- Task requirements
Wherever a line below holds the word "size", copy that line.

- Supplied data
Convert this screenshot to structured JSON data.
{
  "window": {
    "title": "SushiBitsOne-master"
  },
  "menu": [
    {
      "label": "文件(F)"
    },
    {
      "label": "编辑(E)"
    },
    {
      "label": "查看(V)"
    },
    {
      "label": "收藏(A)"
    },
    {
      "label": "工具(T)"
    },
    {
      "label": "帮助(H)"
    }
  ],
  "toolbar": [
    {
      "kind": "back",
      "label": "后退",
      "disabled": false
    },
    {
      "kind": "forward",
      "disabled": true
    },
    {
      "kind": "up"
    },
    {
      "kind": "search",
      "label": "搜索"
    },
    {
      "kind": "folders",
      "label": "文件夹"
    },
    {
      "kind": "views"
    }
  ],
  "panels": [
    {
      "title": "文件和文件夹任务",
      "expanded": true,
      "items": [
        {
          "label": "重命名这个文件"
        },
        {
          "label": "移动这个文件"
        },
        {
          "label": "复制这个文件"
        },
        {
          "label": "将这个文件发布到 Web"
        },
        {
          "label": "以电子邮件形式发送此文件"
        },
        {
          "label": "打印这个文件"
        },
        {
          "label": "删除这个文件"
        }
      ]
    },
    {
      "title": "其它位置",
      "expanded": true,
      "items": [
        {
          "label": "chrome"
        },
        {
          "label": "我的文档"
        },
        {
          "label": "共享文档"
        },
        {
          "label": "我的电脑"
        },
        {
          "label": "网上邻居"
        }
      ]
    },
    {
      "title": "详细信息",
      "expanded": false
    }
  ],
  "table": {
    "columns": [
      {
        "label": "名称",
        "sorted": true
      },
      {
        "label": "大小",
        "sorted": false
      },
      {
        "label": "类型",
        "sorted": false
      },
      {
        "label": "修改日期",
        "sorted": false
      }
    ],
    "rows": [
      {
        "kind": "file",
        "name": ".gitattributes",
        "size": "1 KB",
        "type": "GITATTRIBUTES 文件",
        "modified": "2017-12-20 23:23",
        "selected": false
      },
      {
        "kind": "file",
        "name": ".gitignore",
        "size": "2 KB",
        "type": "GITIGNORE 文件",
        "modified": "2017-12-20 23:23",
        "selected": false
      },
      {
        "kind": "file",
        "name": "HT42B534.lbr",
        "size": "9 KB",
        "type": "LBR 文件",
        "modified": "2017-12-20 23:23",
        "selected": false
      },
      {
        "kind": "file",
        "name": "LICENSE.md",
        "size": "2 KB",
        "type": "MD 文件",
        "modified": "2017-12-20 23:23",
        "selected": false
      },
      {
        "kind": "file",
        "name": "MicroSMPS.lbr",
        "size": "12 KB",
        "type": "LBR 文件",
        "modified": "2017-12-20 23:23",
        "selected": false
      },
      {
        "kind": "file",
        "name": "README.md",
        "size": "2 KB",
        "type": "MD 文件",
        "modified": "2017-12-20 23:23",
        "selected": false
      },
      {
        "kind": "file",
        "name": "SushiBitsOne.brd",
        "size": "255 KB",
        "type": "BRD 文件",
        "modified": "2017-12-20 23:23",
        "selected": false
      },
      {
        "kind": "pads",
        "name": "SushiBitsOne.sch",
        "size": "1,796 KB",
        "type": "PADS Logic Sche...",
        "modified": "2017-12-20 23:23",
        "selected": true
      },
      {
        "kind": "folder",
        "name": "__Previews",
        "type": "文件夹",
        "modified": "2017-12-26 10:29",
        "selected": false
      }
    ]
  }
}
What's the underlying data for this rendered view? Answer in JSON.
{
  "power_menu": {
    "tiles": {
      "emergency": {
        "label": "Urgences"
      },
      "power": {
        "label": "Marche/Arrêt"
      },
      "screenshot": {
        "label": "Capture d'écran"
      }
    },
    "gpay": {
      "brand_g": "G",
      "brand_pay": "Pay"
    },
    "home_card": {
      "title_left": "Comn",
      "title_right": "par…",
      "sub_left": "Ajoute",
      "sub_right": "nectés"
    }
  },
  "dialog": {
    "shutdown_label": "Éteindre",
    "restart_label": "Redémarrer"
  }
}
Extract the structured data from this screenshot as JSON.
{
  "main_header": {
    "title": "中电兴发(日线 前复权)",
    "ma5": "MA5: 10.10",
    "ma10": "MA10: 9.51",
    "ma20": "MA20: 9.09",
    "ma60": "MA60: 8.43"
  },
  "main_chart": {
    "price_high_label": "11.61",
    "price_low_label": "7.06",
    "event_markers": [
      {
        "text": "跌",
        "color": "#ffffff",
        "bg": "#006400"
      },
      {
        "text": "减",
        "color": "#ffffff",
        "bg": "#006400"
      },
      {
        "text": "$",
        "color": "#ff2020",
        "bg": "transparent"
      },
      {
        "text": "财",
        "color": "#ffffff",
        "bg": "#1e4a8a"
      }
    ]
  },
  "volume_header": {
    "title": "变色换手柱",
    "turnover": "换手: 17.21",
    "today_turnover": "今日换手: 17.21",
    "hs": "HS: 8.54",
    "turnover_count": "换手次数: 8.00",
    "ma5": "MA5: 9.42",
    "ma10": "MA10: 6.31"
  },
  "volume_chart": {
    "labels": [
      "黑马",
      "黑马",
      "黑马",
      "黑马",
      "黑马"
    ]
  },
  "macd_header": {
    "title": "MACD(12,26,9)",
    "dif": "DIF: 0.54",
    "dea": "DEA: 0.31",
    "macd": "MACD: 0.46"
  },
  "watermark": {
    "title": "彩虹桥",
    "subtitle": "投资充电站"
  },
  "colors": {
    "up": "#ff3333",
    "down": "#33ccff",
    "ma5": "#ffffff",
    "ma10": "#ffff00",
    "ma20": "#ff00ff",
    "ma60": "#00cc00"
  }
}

- Response for this exercise
        "size": "1 KB",
        "size": "2 KB",
        "size": "9 KB",
        "size": "2 KB",
        "size": "12 KB",
        "size": "2 KB",
        "size": "255 KB",
        "size": "1,796 KB",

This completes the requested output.